Every record below needs to be set down exactly. Pictures do not belong in the copy.
──────────
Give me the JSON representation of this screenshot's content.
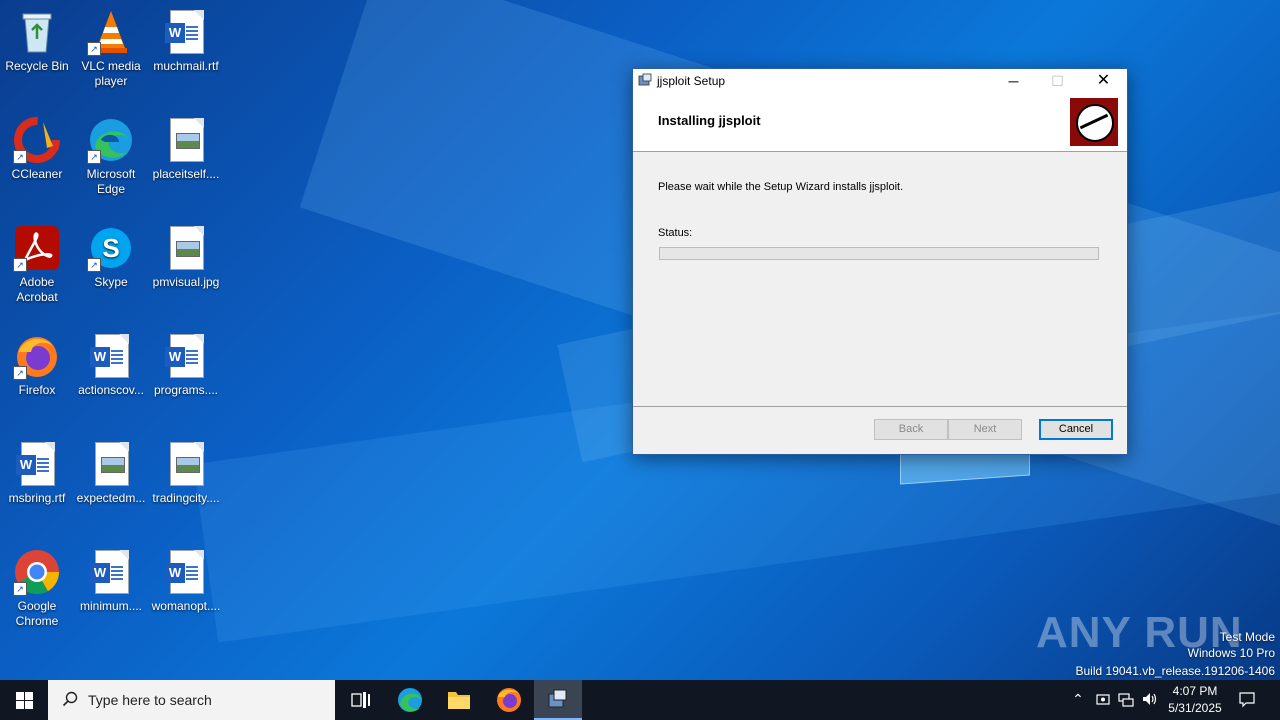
{
  "desktop": {
    "icons": [
      {
        "label": "Recycle Bin",
        "icon": "recycle-bin-icon"
      },
      {
        "label": "VLC media player",
        "icon": "vlc-icon"
      },
      {
        "label": "muchmail.rtf",
        "icon": "word-doc-icon"
      },
      {
        "label": "CCleaner",
        "icon": "ccleaner-icon"
      },
      {
        "label": "Microsoft Edge",
        "icon": "edge-icon"
      },
      {
        "label": "placeitself....",
        "icon": "image-file-icon"
      },
      {
        "label": "Adobe Acrobat",
        "icon": "acrobat-icon"
      },
      {
        "label": "Skype",
        "icon": "skype-icon"
      },
      {
        "label": "pmvisual.jpg",
        "icon": "image-file-icon"
      },
      {
        "label": "Firefox",
        "icon": "firefox-icon"
      },
      {
        "label": "actionscov...",
        "icon": "word-doc-icon"
      },
      {
        "label": "programs....",
        "icon": "word-doc-icon"
      },
      {
        "label": "msbring.rtf",
        "icon": "word-doc-icon"
      },
      {
        "label": "expectedm...",
        "icon": "image-file-icon"
      },
      {
        "label": "tradingcity....",
        "icon": "image-file-icon"
      },
      {
        "label": "Google Chrome",
        "icon": "chrome-icon"
      },
      {
        "label": "minimum....",
        "icon": "word-doc-icon"
      },
      {
        "label": "womanopt....",
        "icon": "word-doc-icon"
      }
    ]
  },
  "window": {
    "title": "jjsploit Setup",
    "header_title": "Installing jjsploit",
    "body_text": "Please wait while the Setup Wizard installs jjsploit.",
    "status_label": "Status:",
    "progress_fraction": 0,
    "buttons": {
      "back": "Back",
      "next": "Next",
      "cancel": "Cancel"
    }
  },
  "watermark": {
    "brand": "ANY RUN",
    "line1": "Test Mode",
    "line2": "Windows 10 Pro",
    "line3": "Build 19041.vb_release.191206-1406"
  },
  "taskbar": {
    "search_placeholder": "Type here to search",
    "time": "4:07 PM",
    "date": "5/31/2025"
  },
  "colors": {
    "accent": "#0078d7",
    "taskbar": "#101722",
    "logo_red": "#8a0a0a"
  }
}
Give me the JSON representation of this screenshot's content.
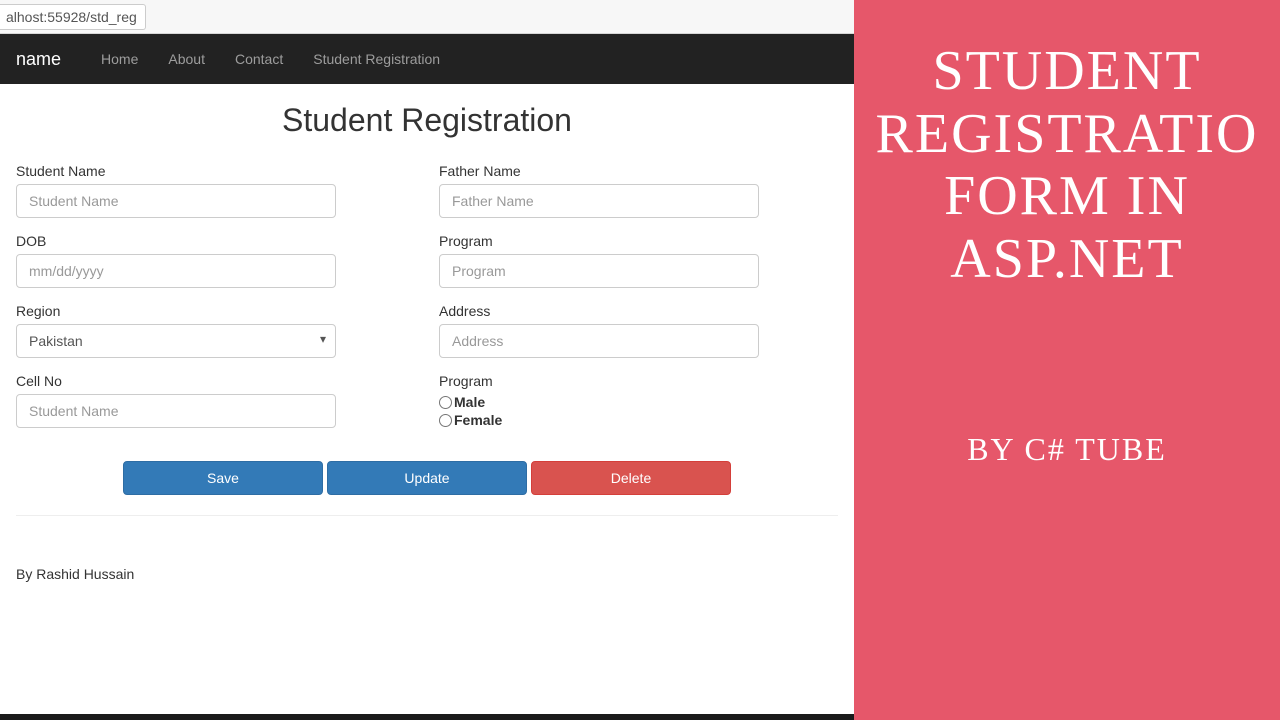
{
  "address_bar": {
    "url": "alhost:55928/std_reg"
  },
  "navbar": {
    "brand": "name",
    "links": {
      "home": "Home",
      "about": "About",
      "contact": "Contact",
      "reg": "Student Registration"
    }
  },
  "page": {
    "title": "Student Registration",
    "fields": {
      "student_name": {
        "label": "Student Name",
        "placeholder": "Student Name",
        "value": ""
      },
      "father_name": {
        "label": "Father Name",
        "placeholder": "Father Name",
        "value": ""
      },
      "dob": {
        "label": "DOB",
        "placeholder": "mm/dd/yyyy",
        "value": ""
      },
      "program": {
        "label": "Program",
        "placeholder": "Program",
        "value": ""
      },
      "region": {
        "label": "Region",
        "selected": "Pakistan"
      },
      "address": {
        "label": "Address",
        "placeholder": "Address",
        "value": ""
      },
      "cell_no": {
        "label": "Cell No",
        "placeholder": "Student Name",
        "value": ""
      },
      "gender": {
        "label": "Program",
        "opt_male": "Male",
        "opt_female": "Female"
      }
    },
    "buttons": {
      "save": "Save",
      "update": "Update",
      "delete": "Delete"
    },
    "footer": "By Rashid Hussain"
  },
  "sidebar": {
    "line1": "STUDENT",
    "line2": "REGISTRATIO",
    "line3": "FORM IN",
    "line4": "ASP.NET",
    "byline": "BY C# TUBE"
  }
}
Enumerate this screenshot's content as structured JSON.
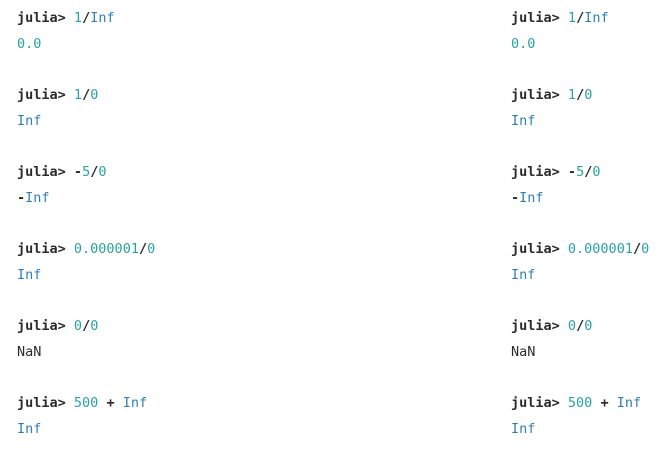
{
  "prompt": "julia>",
  "colors": {
    "prompt": "#2b2b2b",
    "number": "#2aa1a1",
    "keyword": "#2e7fb8",
    "operator": "#2b2b2b"
  },
  "columns": [
    {
      "entries": [
        {
          "input": [
            {
              "t": "1",
              "k": "num"
            },
            {
              "t": "/",
              "k": "op"
            },
            {
              "t": "Inf",
              "k": "kw"
            }
          ],
          "output": [
            {
              "t": "0.0",
              "k": "num"
            }
          ]
        },
        {
          "input": [
            {
              "t": "1",
              "k": "num"
            },
            {
              "t": "/",
              "k": "op"
            },
            {
              "t": "0",
              "k": "num"
            }
          ],
          "output": [
            {
              "t": "Inf",
              "k": "kw"
            }
          ]
        },
        {
          "input": [
            {
              "t": "-",
              "k": "op"
            },
            {
              "t": "5",
              "k": "num"
            },
            {
              "t": "/",
              "k": "op"
            },
            {
              "t": "0",
              "k": "num"
            }
          ],
          "output": [
            {
              "t": "-",
              "k": "op"
            },
            {
              "t": "Inf",
              "k": "kw"
            }
          ]
        },
        {
          "input": [
            {
              "t": "0.000001",
              "k": "num"
            },
            {
              "t": "/",
              "k": "op"
            },
            {
              "t": "0",
              "k": "num"
            }
          ],
          "output": [
            {
              "t": "Inf",
              "k": "kw"
            }
          ]
        },
        {
          "input": [
            {
              "t": "0",
              "k": "num"
            },
            {
              "t": "/",
              "k": "op"
            },
            {
              "t": "0",
              "k": "num"
            }
          ],
          "output": [
            {
              "t": "NaN",
              "k": "plain"
            }
          ]
        },
        {
          "input": [
            {
              "t": "500",
              "k": "num"
            },
            {
              "t": " + ",
              "k": "op"
            },
            {
              "t": "Inf",
              "k": "kw"
            }
          ],
          "output": [
            {
              "t": "Inf",
              "k": "kw"
            }
          ]
        }
      ]
    },
    {
      "entries": [
        {
          "input": [
            {
              "t": "1",
              "k": "num"
            },
            {
              "t": "/",
              "k": "op"
            },
            {
              "t": "Inf",
              "k": "kw"
            }
          ],
          "output": [
            {
              "t": "0.0",
              "k": "num"
            }
          ]
        },
        {
          "input": [
            {
              "t": "1",
              "k": "num"
            },
            {
              "t": "/",
              "k": "op"
            },
            {
              "t": "0",
              "k": "num"
            }
          ],
          "output": [
            {
              "t": "Inf",
              "k": "kw"
            }
          ]
        },
        {
          "input": [
            {
              "t": "-",
              "k": "op"
            },
            {
              "t": "5",
              "k": "num"
            },
            {
              "t": "/",
              "k": "op"
            },
            {
              "t": "0",
              "k": "num"
            }
          ],
          "output": [
            {
              "t": "-",
              "k": "op"
            },
            {
              "t": "Inf",
              "k": "kw"
            }
          ]
        },
        {
          "input": [
            {
              "t": "0.000001",
              "k": "num"
            },
            {
              "t": "/",
              "k": "op"
            },
            {
              "t": "0",
              "k": "num"
            }
          ],
          "output": [
            {
              "t": "Inf",
              "k": "kw"
            }
          ]
        },
        {
          "input": [
            {
              "t": "0",
              "k": "num"
            },
            {
              "t": "/",
              "k": "op"
            },
            {
              "t": "0",
              "k": "num"
            }
          ],
          "output": [
            {
              "t": "NaN",
              "k": "plain"
            }
          ]
        },
        {
          "input": [
            {
              "t": "500",
              "k": "num"
            },
            {
              "t": " + ",
              "k": "op"
            },
            {
              "t": "Inf",
              "k": "kw"
            }
          ],
          "output": [
            {
              "t": "Inf",
              "k": "kw"
            }
          ]
        }
      ]
    }
  ]
}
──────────
### Solution for this exercise
Give me the JSON representation of this screenshot's content.
{
  "desktop": {
    "icons": [
      {
        "label": "Recycle Bin",
        "icon": "recycle-bin-icon"
      },
      {
        "label": "VLC media player",
        "icon": "vlc-icon"
      },
      {
        "label": "muchmail.rtf",
        "icon": "word-doc-icon"
      },
      {
        "label": "CCleaner",
        "icon": "ccleaner-icon"
      },
      {
        "label": "Microsoft Edge",
        "icon": "edge-icon"
      },
      {
        "label": "placeitself....",
        "icon": "image-file-icon"
      },
      {
        "label": "Adobe Acrobat",
        "icon": "acrobat-icon"
      },
      {
        "label": "Skype",
        "icon": "skype-icon"
      },
      {
        "label": "pmvisual.jpg",
        "icon": "image-file-icon"
      },
      {
        "label": "Firefox",
        "icon": "firefox-icon"
      },
      {
        "label": "actionscov...",
        "icon": "word-doc-icon"
      },
      {
        "label": "programs....",
        "icon": "word-doc-icon"
      },
      {
        "label": "msbring.rtf",
        "icon": "word-doc-icon"
      },
      {
        "label": "expectedm...",
        "icon": "image-file-icon"
      },
      {
        "label": "tradingcity....",
        "icon": "image-file-icon"
      },
      {
        "label": "Google Chrome",
        "icon": "chrome-icon"
      },
      {
        "label": "minimum....",
        "icon": "word-doc-icon"
      },
      {
        "label": "womanopt....",
        "icon": "word-doc-icon"
      }
    ]
  },
  "window": {
    "title": "jjsploit Setup",
    "header_title": "Installing jjsploit",
    "body_text": "Please wait while the Setup Wizard installs jjsploit.",
    "status_label": "Status:",
    "progress_fraction": 0,
    "buttons": {
      "back": "Back",
      "next": "Next",
      "cancel": "Cancel"
    }
  },
  "watermark": {
    "brand": "ANY RUN",
    "line1": "Test Mode",
    "line2": "Windows 10 Pro",
    "line3": "Build 19041.vb_release.191206-1406"
  },
  "taskbar": {
    "search_placeholder": "Type here to search",
    "time": "4:07 PM",
    "date": "5/31/2025"
  },
  "colors": {
    "accent": "#0078d7",
    "taskbar": "#101722",
    "logo_red": "#8a0a0a"
  }
}
Give me the JSON representation of this screenshot's content.
{
  "address_bar": {
    "url": "alhost:55928/std_reg"
  },
  "navbar": {
    "brand": "name",
    "links": {
      "home": "Home",
      "about": "About",
      "contact": "Contact",
      "reg": "Student Registration"
    }
  },
  "page": {
    "title": "Student Registration",
    "fields": {
      "student_name": {
        "label": "Student Name",
        "placeholder": "Student Name",
        "value": ""
      },
      "father_name": {
        "label": "Father Name",
        "placeholder": "Father Name",
        "value": ""
      },
      "dob": {
        "label": "DOB",
        "placeholder": "mm/dd/yyyy",
        "value": ""
      },
      "program": {
        "label": "Program",
        "placeholder": "Program",
        "value": ""
      },
      "region": {
        "label": "Region",
        "selected": "Pakistan"
      },
      "address": {
        "label": "Address",
        "placeholder": "Address",
        "value": ""
      },
      "cell_no": {
        "label": "Cell No",
        "placeholder": "Student Name",
        "value": ""
      },
      "gender": {
        "label": "Program",
        "opt_male": "Male",
        "opt_female": "Female"
      }
    },
    "buttons": {
      "save": "Save",
      "update": "Update",
      "delete": "Delete"
    },
    "footer": "By Rashid Hussain"
  },
  "sidebar": {
    "line1": "STUDENT",
    "line2": "REGISTRATIO",
    "line3": "FORM IN",
    "line4": "ASP.NET",
    "byline": "BY C# TUBE"
  }
}
Enumerate this screenshot's content as structured JSON.
{
  "prompt": "julia>",
  "colors": {
    "prompt": "#2b2b2b",
    "number": "#2aa1a1",
    "keyword": "#2e7fb8",
    "operator": "#2b2b2b"
  },
  "columns": [
    {
      "entries": [
        {
          "input": [
            {
              "t": "1",
              "k": "num"
            },
            {
              "t": "/",
              "k": "op"
            },
            {
              "t": "Inf",
              "k": "kw"
            }
          ],
          "output": [
            {
              "t": "0.0",
              "k": "num"
            }
          ]
        },
        {
          "input": [
            {
              "t": "1",
              "k": "num"
            },
            {
              "t": "/",
              "k": "op"
            },
            {
              "t": "0",
              "k": "num"
            }
          ],
          "output": [
            {
              "t": "Inf",
              "k": "kw"
            }
          ]
        },
        {
          "input": [
            {
              "t": "-",
              "k": "op"
            },
            {
              "t": "5",
              "k": "num"
            },
            {
              "t": "/",
              "k": "op"
            },
            {
              "t": "0",
              "k": "num"
            }
          ],
          "output": [
            {
              "t": "-",
              "k": "op"
            },
            {
              "t": "Inf",
              "k": "kw"
            }
          ]
        },
        {
          "input": [
            {
              "t": "0.000001",
              "k": "num"
            },
            {
              "t": "/",
              "k": "op"
            },
            {
              "t": "0",
              "k": "num"
            }
          ],
          "output": [
            {
              "t": "Inf",
              "k": "kw"
            }
          ]
        },
        {
          "input": [
            {
              "t": "0",
              "k": "num"
            },
            {
              "t": "/",
              "k": "op"
            },
            {
              "t": "0",
              "k": "num"
            }
          ],
          "output": [
            {
              "t": "NaN",
              "k": "plain"
            }
          ]
        },
        {
          "input": [
            {
              "t": "500",
              "k": "num"
            },
            {
              "t": " + ",
              "k": "op"
            },
            {
              "t": "Inf",
              "k": "kw"
            }
          ],
          "output": [
            {
              "t": "Inf",
              "k": "kw"
            }
          ]
        }
      ]
    },
    {
      "entries": [
        {
          "input": [
            {
              "t": "1",
              "k": "num"
            },
            {
              "t": "/",
              "k": "op"
            },
            {
              "t": "Inf",
              "k": "kw"
            }
          ],
          "output": [
            {
              "t": "0.0",
              "k": "num"
            }
          ]
        },
        {
          "input": [
            {
              "t": "1",
              "k": "num"
            },
            {
              "t": "/",
              "k": "op"
            },
            {
              "t": "0",
              "k": "num"
            }
          ],
          "output": [
            {
              "t": "Inf",
              "k": "kw"
            }
          ]
        },
        {
          "input": [
            {
              "t": "-",
              "k": "op"
            },
            {
              "t": "5",
              "k": "num"
            },
            {
              "t": "/",
              "k": "op"
            },
            {
              "t": "0",
              "k": "num"
            }
          ],
          "output": [
            {
              "t": "-",
              "k": "op"
            },
            {
              "t": "Inf",
              "k": "kw"
            }
          ]
        },
        {
          "input": [
            {
              "t": "0.000001",
              "k": "num"
            },
            {
              "t": "/",
              "k": "op"
            },
            {
              "t": "0",
              "k": "num"
            }
          ],
          "output": [
            {
              "t": "Inf",
              "k": "kw"
            }
          ]
        },
        {
          "input": [
            {
              "t": "0",
              "k": "num"
            },
            {
              "t": "/",
              "k": "op"
            },
            {
              "t": "0",
              "k": "num"
            }
          ],
          "output": [
            {
              "t": "NaN",
              "k": "plain"
            }
          ]
        },
        {
          "input": [
            {
              "t": "500",
              "k": "num"
            },
            {
              "t": " + ",
              "k": "op"
            },
            {
              "t": "Inf",
              "k": "kw"
            }
          ],
          "output": [
            {
              "t": "Inf",
              "k": "kw"
            }
          ]
        }
      ]
    }
  ]
}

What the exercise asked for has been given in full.